I’ve been preparing myself (for at least a decade) for the end of me, whereby I have an invitation only bon voyage with the velvet rope and a doorman. I have read my voluminous, advance directive to my husband until his eyes glazed over. I’ve coerced a bevy of doctors to support my wish to die, with dignity, on my own terms. I have researched ways to make my retreat according to my schedule; covered everything from helium to bulletts to pharmaceuticals to hasten an otherwise graceless end.
I had never made a plan for life without my husband. I’ve made several plans, involving frying pans and oars, to help him gently “into that good night” but, as with so many other things in our life, I just assumed he would take direction from me when it was time for us to depart- together.
We had a humbling scare. We’ve traipsed through doctors’ offices, had consultations, where my husband has been poked, prodded and explored in a manner most undignified. We held on tight and we got through. All of the things we hoped for in this amazing alliance, the things we hold dear in our extraordinarily vocal union, have never been more evident.
I will not be making a plan for life without my husband. My husband is my life; in spite of his many flaws, he is my favorite person in the universe. Knowing him has made me a better, more tolerant, human being. It is my hope that we will live long enough for me to return the favor.
Until that time, far off in the distant future, some things have changed around here. Routines are better suited to my vision of our life.
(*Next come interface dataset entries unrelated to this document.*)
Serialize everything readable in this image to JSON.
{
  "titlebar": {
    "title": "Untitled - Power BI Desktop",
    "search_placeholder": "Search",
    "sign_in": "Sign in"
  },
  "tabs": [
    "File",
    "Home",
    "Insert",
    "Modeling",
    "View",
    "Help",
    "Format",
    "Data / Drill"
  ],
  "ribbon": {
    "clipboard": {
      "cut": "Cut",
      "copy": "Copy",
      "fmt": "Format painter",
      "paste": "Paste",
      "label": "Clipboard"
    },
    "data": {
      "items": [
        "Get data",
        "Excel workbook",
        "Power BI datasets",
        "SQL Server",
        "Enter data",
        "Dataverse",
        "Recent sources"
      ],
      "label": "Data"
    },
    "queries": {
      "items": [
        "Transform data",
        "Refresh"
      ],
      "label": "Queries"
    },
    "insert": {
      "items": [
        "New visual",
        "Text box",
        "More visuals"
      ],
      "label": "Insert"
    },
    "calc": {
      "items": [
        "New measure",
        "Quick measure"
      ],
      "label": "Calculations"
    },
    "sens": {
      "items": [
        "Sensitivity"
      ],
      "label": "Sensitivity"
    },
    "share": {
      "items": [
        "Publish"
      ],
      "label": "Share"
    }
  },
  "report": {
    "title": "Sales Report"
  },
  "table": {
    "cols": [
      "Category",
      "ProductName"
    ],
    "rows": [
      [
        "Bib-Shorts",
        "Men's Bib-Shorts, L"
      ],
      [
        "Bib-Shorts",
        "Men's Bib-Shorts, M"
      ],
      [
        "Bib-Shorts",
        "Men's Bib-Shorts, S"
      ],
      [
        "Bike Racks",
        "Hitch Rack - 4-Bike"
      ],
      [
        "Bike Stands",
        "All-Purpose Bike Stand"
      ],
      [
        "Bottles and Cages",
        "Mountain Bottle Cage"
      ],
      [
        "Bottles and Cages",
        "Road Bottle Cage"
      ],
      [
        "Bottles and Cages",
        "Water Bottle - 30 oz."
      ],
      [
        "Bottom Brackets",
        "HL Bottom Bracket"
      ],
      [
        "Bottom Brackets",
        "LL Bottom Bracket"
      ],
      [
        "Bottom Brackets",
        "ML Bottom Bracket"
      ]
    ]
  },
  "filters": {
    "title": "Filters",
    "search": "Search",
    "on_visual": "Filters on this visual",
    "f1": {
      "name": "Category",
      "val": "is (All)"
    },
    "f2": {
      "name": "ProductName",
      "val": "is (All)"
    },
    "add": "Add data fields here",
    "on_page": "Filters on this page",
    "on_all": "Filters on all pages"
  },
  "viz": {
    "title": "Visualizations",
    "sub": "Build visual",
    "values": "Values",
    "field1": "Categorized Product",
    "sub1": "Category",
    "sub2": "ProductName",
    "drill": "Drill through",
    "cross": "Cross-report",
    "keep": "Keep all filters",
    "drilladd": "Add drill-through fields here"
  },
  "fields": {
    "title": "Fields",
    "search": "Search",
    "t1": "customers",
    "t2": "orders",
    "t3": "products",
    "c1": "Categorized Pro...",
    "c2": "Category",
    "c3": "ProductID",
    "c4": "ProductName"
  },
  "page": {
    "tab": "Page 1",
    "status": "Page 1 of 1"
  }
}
A few patterns have remained obstinately ingrained, bad habits that refuse to be corrected. Luckily, we’ve been given an opportunity to continue practicing until we get it right.